A Nottinghamshire artist has found a unique way of remembering those who served, and those who continuTrent to Trenchese to do so. Michael Noble takes a look.

Mboots2
Some of the completed cotton strips

Joy Pitts is a multiple award-winning contemporary artist based in Nottinghamshire. She works primarily with garments, which she sees as expressive of our individual identity and way of life. Her work assembles these individual identities into a shared whole that represents the collection of individualities that we call society.

This concept has a natural mirror in the idea of war memorials that place individual names in a shared space. One of Joy’s current projects reflects this by seeking to gather individually-sewn names of servicemen and women and present them as a single art work on canvas that will depict a pair of military boots. The Military Boots project is a collaborative effort being undertaken as part of Nottinghamshire’s Trent to Trenches programme.

Joy would like to invite  you to contribute to this project by stitching the name of those in your family past or present who have served or are serving in the Armed Forces onto a strip of cotton tape for her to add to the art work. She will provide the materials, you just need to provide the names and a little bit of your time.

Joy says ‘during World War One it was common for both men and women to sew; repairing clothing at home and in the trenches, embroidering messages to send to loved ones and sewing bandages.
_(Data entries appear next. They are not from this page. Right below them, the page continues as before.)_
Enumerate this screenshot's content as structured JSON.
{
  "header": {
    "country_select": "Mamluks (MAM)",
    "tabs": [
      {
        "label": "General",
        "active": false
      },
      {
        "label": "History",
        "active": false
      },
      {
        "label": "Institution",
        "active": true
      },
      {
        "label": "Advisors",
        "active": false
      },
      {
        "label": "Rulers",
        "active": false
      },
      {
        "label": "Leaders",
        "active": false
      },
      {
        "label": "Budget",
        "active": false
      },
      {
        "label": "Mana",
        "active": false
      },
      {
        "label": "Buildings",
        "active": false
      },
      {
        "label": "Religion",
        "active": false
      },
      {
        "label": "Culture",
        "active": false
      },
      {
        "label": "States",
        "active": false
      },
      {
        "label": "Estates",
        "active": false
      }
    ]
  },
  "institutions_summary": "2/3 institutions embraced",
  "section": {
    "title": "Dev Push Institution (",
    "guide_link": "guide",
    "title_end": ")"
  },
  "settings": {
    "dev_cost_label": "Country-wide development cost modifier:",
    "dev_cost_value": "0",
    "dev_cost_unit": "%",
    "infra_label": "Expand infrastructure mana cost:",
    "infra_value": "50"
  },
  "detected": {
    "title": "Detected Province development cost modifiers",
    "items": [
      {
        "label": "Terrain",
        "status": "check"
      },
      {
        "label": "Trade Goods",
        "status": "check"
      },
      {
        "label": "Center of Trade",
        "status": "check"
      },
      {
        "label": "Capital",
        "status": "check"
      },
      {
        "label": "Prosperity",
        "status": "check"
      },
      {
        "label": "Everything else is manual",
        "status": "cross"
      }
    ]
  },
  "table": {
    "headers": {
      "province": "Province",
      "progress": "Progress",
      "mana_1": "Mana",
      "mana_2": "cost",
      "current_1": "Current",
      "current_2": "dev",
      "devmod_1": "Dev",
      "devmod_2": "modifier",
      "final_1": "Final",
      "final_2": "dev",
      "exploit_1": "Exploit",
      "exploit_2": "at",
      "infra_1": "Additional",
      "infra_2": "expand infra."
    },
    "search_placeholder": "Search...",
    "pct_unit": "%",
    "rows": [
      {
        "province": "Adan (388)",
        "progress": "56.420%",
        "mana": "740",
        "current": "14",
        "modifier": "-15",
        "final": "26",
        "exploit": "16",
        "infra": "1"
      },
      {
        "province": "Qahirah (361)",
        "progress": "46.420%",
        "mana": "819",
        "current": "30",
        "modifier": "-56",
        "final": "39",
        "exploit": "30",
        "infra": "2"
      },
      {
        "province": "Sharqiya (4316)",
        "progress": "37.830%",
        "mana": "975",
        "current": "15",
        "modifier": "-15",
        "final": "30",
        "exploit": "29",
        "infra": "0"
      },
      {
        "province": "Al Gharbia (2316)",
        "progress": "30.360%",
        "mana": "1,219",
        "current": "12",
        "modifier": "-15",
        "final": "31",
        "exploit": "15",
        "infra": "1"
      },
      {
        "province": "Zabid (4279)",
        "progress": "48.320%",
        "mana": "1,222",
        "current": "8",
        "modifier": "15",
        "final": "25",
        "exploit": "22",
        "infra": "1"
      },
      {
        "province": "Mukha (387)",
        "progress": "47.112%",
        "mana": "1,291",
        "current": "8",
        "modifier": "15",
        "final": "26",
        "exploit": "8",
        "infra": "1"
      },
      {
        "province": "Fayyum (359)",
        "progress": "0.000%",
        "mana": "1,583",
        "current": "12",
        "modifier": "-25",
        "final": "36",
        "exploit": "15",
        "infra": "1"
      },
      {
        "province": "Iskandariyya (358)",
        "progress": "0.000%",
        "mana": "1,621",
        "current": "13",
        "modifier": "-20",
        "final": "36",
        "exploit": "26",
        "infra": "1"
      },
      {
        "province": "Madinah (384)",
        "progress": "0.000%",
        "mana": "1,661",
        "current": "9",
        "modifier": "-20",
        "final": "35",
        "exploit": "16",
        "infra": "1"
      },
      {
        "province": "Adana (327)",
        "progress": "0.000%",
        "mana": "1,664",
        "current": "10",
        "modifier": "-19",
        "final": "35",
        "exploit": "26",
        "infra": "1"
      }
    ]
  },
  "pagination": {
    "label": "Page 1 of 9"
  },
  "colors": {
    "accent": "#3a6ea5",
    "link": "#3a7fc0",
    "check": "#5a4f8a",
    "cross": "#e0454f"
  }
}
This project recalls these activities and invites you to make your own hand made acknowledgement to those who serve.’

MBoots1
Cotton strips in blue

If you are interested in taking part, you can contact Joy directly here to request a stitch pack.